At Least 20 Million Watched Jan. 6 Hearing
… Fox News, the most-watched network in cable, did not carry the hearings live, instead sticking with its usual prime-time lineup.
The Fox News hosts Tucker Carlson and Sean Hannity dedicated their shows to Jan. 6, and both had the hearing playing live in a split screen — but the feed from Congress was muted while the hosts spent two hours belittling the committee’s efforts.
January 6 Committee Opens With a Narrative MasterClass
Teasers, hooks, special guests, mic drop—what we just saw is must-see TV.
(Mother Jones) That Trump and his cronies tried to overthrow election results has been clear for more than a year to those who are paying attention.
But what if you haven’t been?
Well, the January 6 Committee has made a deft play to get your attention, and they’re doing it by deploying all the tricks of a limited-run HBO series or podcast. First, they use structure—a “seven-part plan” to overthrow a free and fair election, as Reps. Bennie Thompson (D-Miss.) and Liz Cheney (R-Wyo.) told us, and they’re going to devote an episode to each part of that plan. Care to see which members of Congress begged for a presidential pardon for their role in the coup? Tune in to episode 4!
In the prologue, they laid out where they’re going to go, and which night you can tune in for what part. They’re dropping little previews of the juicy depositions (I especially appreciated the way they let Jared show himself to be the callous traitor he is) and other evidence to come. And then they cut to a film, a timeline of sorts, of what went down that day—maybe 10 minutes of how the rioters talked of their plans, how they started to breach the Capitol, how Trump egged them on from the bandstands and then via Twitter, how the police fought for their lives and the lives of members of Congress.
Liz Cheney got her chance to rebut her dishonorable peers. She didn’t miss.
By Dana Milbank
(WaPo) Liz Cheney was addressing her fellow Republicans. But more than that, she was speaking to posterity.
“I say this to my Republican colleagues who are defending the indefensible,” she said at Thursday night’s opening hearing of the Jan. 6 House select committee. “There will come a day when Donald Trump is gone, but your dishonor will remain.”
Over 35 minutes, she delivered a methodical indictment of Trump’s role in planning and fomenting the violence, drawing occasional gasps and murmurs from the media, staff and lawmakers in the room.
It’s beyond the Jan. 6 committee’s mandate to explain how so many people who began with honorable instincts ultimately retreated to join Trump. And there is probably no convincing them, nor the tens of millions they have deceived, to correct course now. But the committee’s work gives hope that the dishonorable will, at least, earn history’s rebuke.
E.J. Dionne: Cheney leaves Trump and his GOP apologists reeling

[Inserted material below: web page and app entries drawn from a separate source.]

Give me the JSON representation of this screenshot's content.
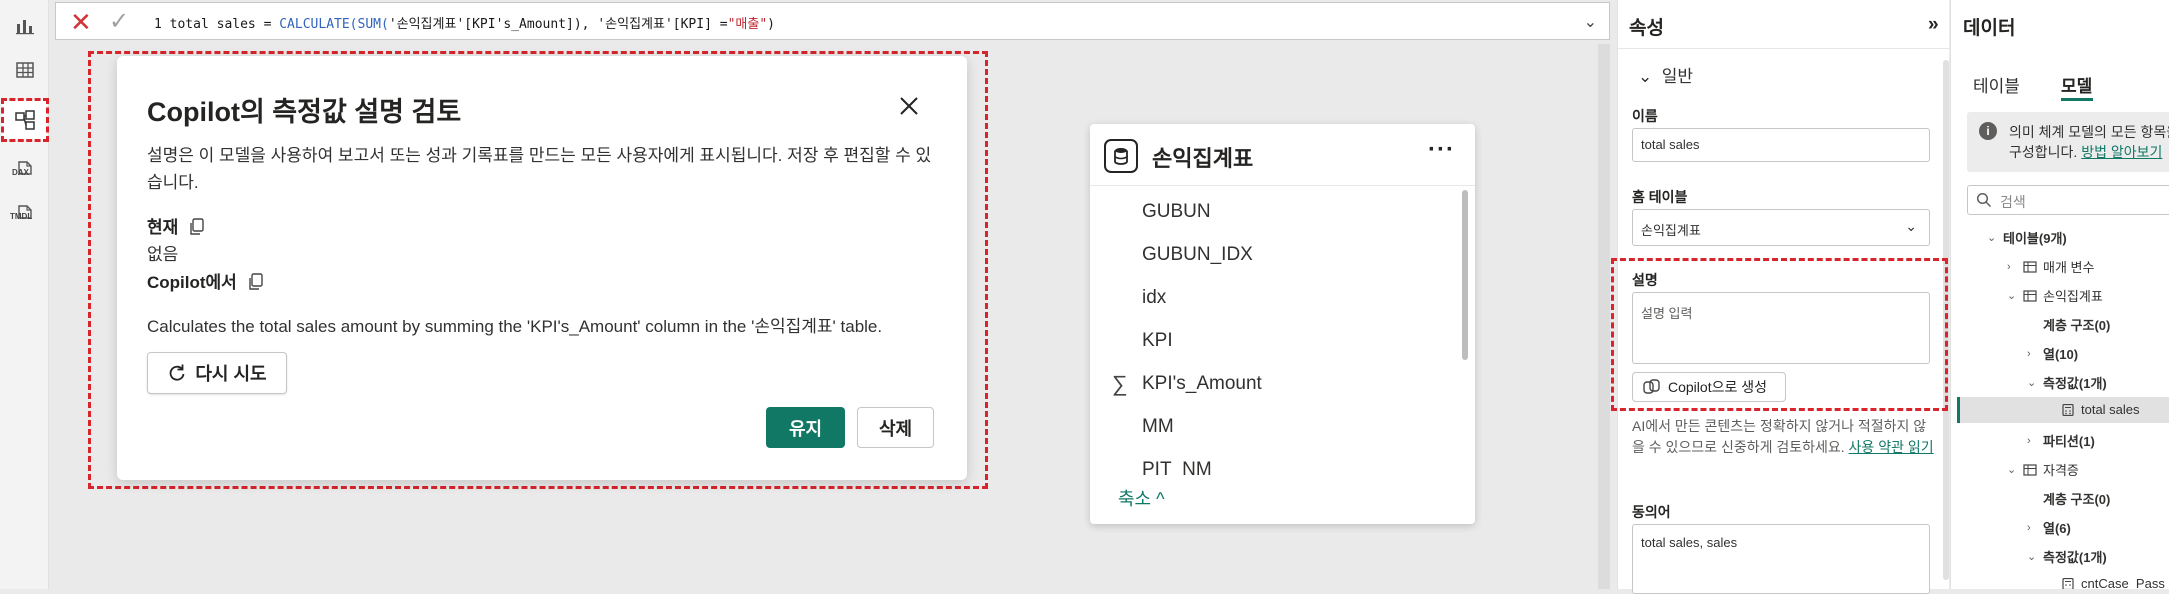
{
  "formula_bar": {
    "line_no": "1",
    "measure_name": "total sales",
    "op": " = ",
    "fn": "CALCULATE(SUM(",
    "arg1": "'손익집계표'[KPI's_Amount]",
    "mid": "), '손익집계표'[KPI] =",
    "literal": "\"매출\"",
    "end": ")",
    "cancel_icon": "close-icon",
    "commit_icon": "check-icon"
  },
  "rail": {
    "items": [
      "report-view-icon",
      "table-view-icon",
      "model-view-icon",
      "dax-query-icon",
      "tmdl-view-icon"
    ],
    "dax_label": "DAX",
    "tmdl_label": "TMDL"
  },
  "dialog": {
    "title": "Copilot의 측정값 설명 검토",
    "description": "설명은 이 모델을 사용하여 보고서 또는 성과 기록표를 만드는 모든 사용자에게 표시됩니다. 저장 후 편집할 수 있습니다.",
    "current_label": "현재",
    "current_value": "없음",
    "copilot_label": "Copilot에서",
    "copilot_value": "Calculates the total sales amount by summing the 'KPI's_Amount' column in the '손익집계표' table.",
    "retry_label": "다시 시도",
    "keep_label": "유지",
    "delete_label": "삭제"
  },
  "table_card": {
    "name": "손익집계표",
    "more": "···",
    "columns": [
      "GUBUN",
      "GUBUN_IDX",
      "idx",
      "KPI",
      "KPI's_Amount",
      "MM",
      "PIT_NM"
    ],
    "collapse_label": "축소 ^"
  },
  "properties": {
    "title": "속성",
    "expand_icon": "»",
    "section": "일반",
    "name_label": "이름",
    "name_value": "total sales",
    "home_table_label": "홈 테이블",
    "home_table_value": "손익집계표",
    "description_label": "설명",
    "description_placeholder": "설명 입력",
    "copilot_button": "Copilot으로 생성",
    "ai_note_text": "AI에서 만든 콘텐츠는 정확하지 않거나 적절하지 않을 수 있으므로 신중하게 검토하세요. ",
    "ai_note_link": "사용 약관 읽기",
    "synonyms_label": "동의어",
    "synonyms_value": "total sales, sales"
  },
  "data_pane": {
    "title": "데이터",
    "tab_table": "테이블",
    "tab_model": "모델",
    "info_line1": "의미 체계 모델의 모든 항목을",
    "info_line2": "구성합니다. ",
    "info_link": "방법 알아보기",
    "search_placeholder": "검색",
    "tree": {
      "tables": "테이블(9개)",
      "params": "매개 변수",
      "t1": "손익집계표",
      "t1_hier": "계층 구조(0)",
      "t1_cols": "열(10)",
      "t1_measures": "측정값(1개)",
      "t1_measure_item": "total sales",
      "t1_partitions": "파티션(1)",
      "t2": "자격증",
      "t2_hier": "계층 구조(0)",
      "t2_cols": "열(6)",
      "t2_measures": "측정값(1개)",
      "t2_measure_item": "cntCase_Pass"
    }
  },
  "colors": {
    "accent": "#117865",
    "highlight_outline": "#d8242b",
    "formula_function": "#3165bb",
    "formula_string": "#c1272d"
  }
}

The Jan. 6 insurrection, 1 year later | PBS NewsHour presents (2 hrs 53 mins)
Congress is still investigating the people and organizations linked to the Jan. 6 attack — the most violent assault on the U.S. Capitol since the British attack during the war of 1812. The PBS NewsHour looked back at what happened that day, the lasting impacts on those who survived, where the investigations stand, and the broader effects on American politics, culture and democracy itself.
Day of Rage: An In-Depth Look at How a Mob Stormed the Capitol (video)
A six-month Times investigation has synchronized and mapped out thousands of videos and police radio communications from the Jan. 6 Capitol riot, providing the most complete picture to date of what happened — and why.

Leave a Comment

comm comm comm